Neuroglia – The Army of The Nervous System
Have you ever heard the saying,
Behind every successful man is an even more successful wife?
The same concept applies to neuroglia:
- Glial cells are the unsung heroes without which neurons would be totally useless and unable to survive.
Neuroglia: Function and Definition
First, let’s make things clear:
Three different names referring to the same type of cell. (I used to be quite confused until I finally realized that these are three names referring to the same object–as if there weren’t enough words to remember in neuroanatomy as it is…)
2. Poison Defense: Some glial cells support the role of “blood brain barrier.” They will simply block most harmful substances from ever reaching the neuron. (Without this barrier, most molecules in the blood would become deadly poisons!)
3. Support electrical communication:
a. Ion concentration regulator: Neuroglia regulate the amount of ions around the neurons. As such they make sure that the neurons environment is optimal for the transmission of the electric pulse. (Learn more about electric signal conduction)
b. Myelin Sheath creation: Some glia are responsible for creating and repairing the myelin sheath around the axon of the neuron. The myelin sheath is what ensures fast / salutatory propagation of the electric signal) (Oligodendrocyte and Schwann cells)
4. EMT services: Some neuroglia proliferate and rush to a site of injury within the central nervous system. (Microglia)
Types of Neuroglia
Are you ready to absorb even more vocab? Here we go!
In the Central Nervous System (~in the brain)
Macroglia are divided into two sub-categories: The Astrocytes and the Oligodendrocytes.
As the prefix implies – Astro means star, astrocytes look like stars with lots of branches (look similar to dendrites – but they are NOT dendrites!)
Astrocytes have two sub-categories themselves:
a. Protoplasmic astrocytes
They are found in the gray matter
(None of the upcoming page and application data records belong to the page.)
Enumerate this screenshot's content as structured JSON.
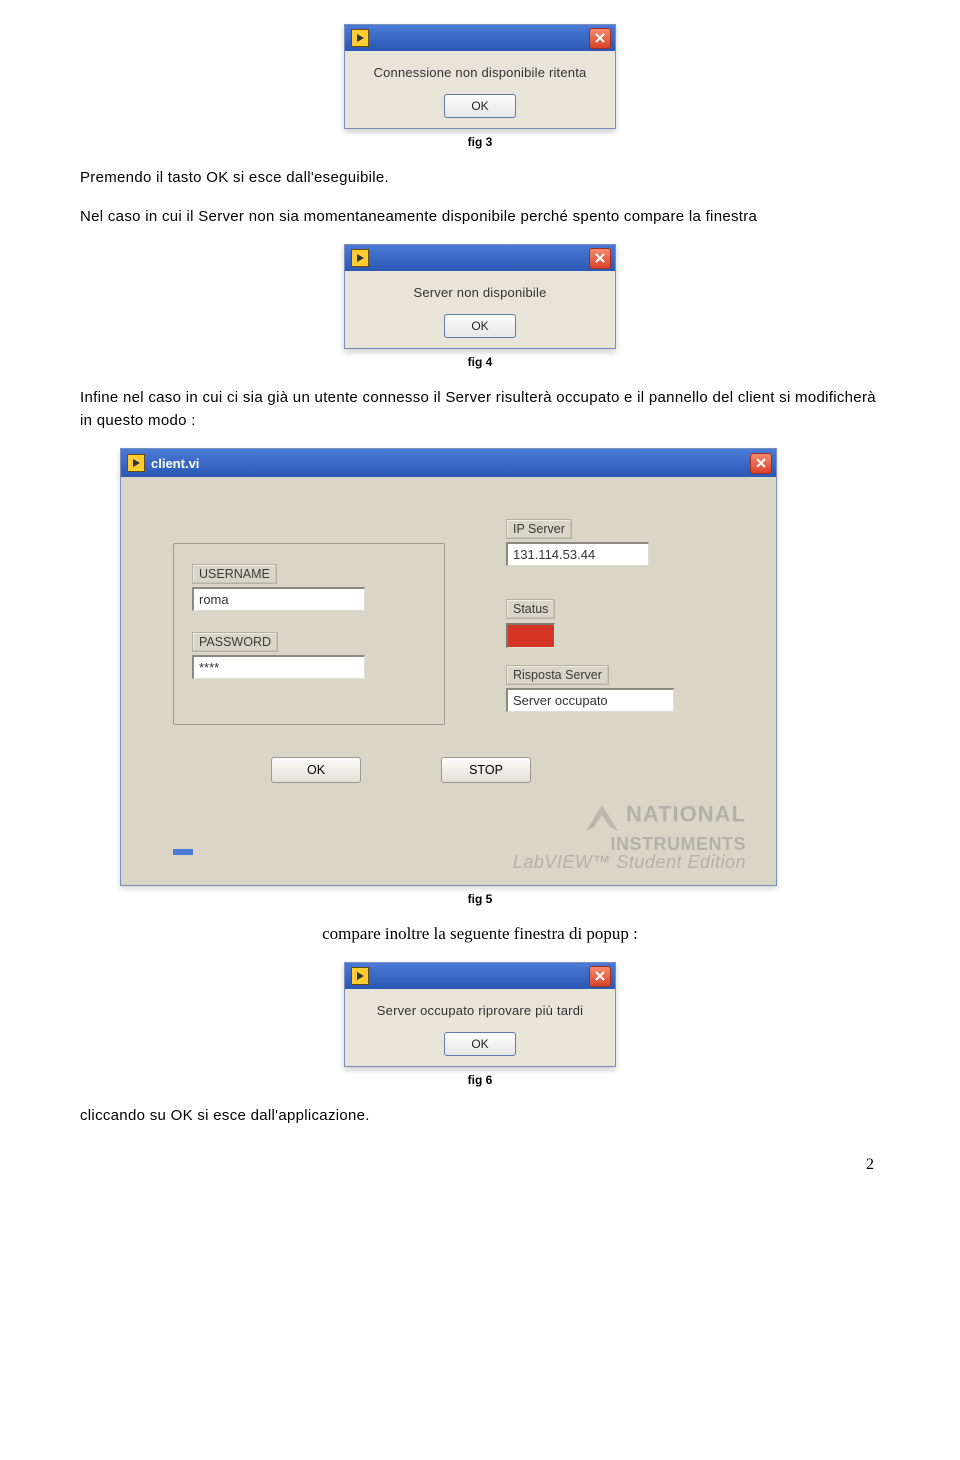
{
  "fig3": {
    "caption": "fig 3",
    "message": "Connessione non disponibile ritenta",
    "ok_label": "OK"
  },
  "para1": "Premendo il tasto OK si esce dall'eseguibile.",
  "para2": "Nel caso in cui il Server non sia momentaneamente disponibile perché spento compare la finestra",
  "fig4": {
    "caption": "fig 4",
    "message": "Server non disponibile",
    "ok_label": "OK"
  },
  "para3": "Infine nel caso in cui ci sia già un utente connesso il Server risulterà occupato e il pannello del client si modificherà in questo modo :",
  "fig5": {
    "caption": "fig 5",
    "title": "client.vi",
    "username_label": "USERNAME",
    "username_value": "roma",
    "password_label": "PASSWORD",
    "password_value": "****",
    "ipserver_label": "IP Server",
    "ipserver_value": "131.114.53.44",
    "status_label": "Status",
    "risposta_label": "Risposta Server",
    "risposta_value": "Server occupato",
    "ok_label": "OK",
    "stop_label": "STOP",
    "watermark_line1": "NATIONAL",
    "watermark_line2": "INSTRUMENTS",
    "watermark_line3": "LabVIEW™ Student Edition"
  },
  "para4": "compare inoltre la seguente finestra di popup :",
  "fig6": {
    "caption": "fig 6",
    "message": "Server occupato riprovare più tardi",
    "ok_label": "OK"
  },
  "para5": "cliccando su OK si esce dall'applicazione.",
  "page_number": "2"
}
b. Fibrous astrocytes – They are found in the while matter.
Oligodendrocytes have 3 sub-categories (I told you this would be tough – I’ll try to make it short!):
a. Satellite oligodendrocyte – Myelin sheath creation
b. Interfascicular oligodendrocyte – They are found in between axons (“inter”) and can “myelinate” more than one axon at a time.
c. Vascular oligodendrocyte – They are found close to small capillaries.
These are the smallest types of glia (they are micro!) This small size is what allows them to proliferate around a site of injury in the CNS
They are involved in neuronal development.
- Mnemonic for the CNS: “Mark And Peter Found Online Some Indian Veal – Micro Epic.”
We’re almost finished! We only have two types of neuroglia left in the Peripheral Nervous System (PNS).
In the Peripheral Nervous System (~spinal cord)
OK! We’re done!
Minimum to Remember About Neuroglia
- Support nutrition
- Poison Defense
- Support electrical communication
- EMT services
- And much, much more…. 🙂
Types of Neuroglia
– too many!
- Once you remember the name and what they mean you can recall 90% of what we just covered. Use the chart I prepared for you if it helps!
Mnemonic for neuroglia in the CNS: Mark And Peter Found Online Some Indian Veal – Micro Epic.
If you want more articles and videos about the Nervous System, you can find them here. More resources are available to help make Biology fun. I invite you to absorb all the content you can find here at Interactive-Biology.com.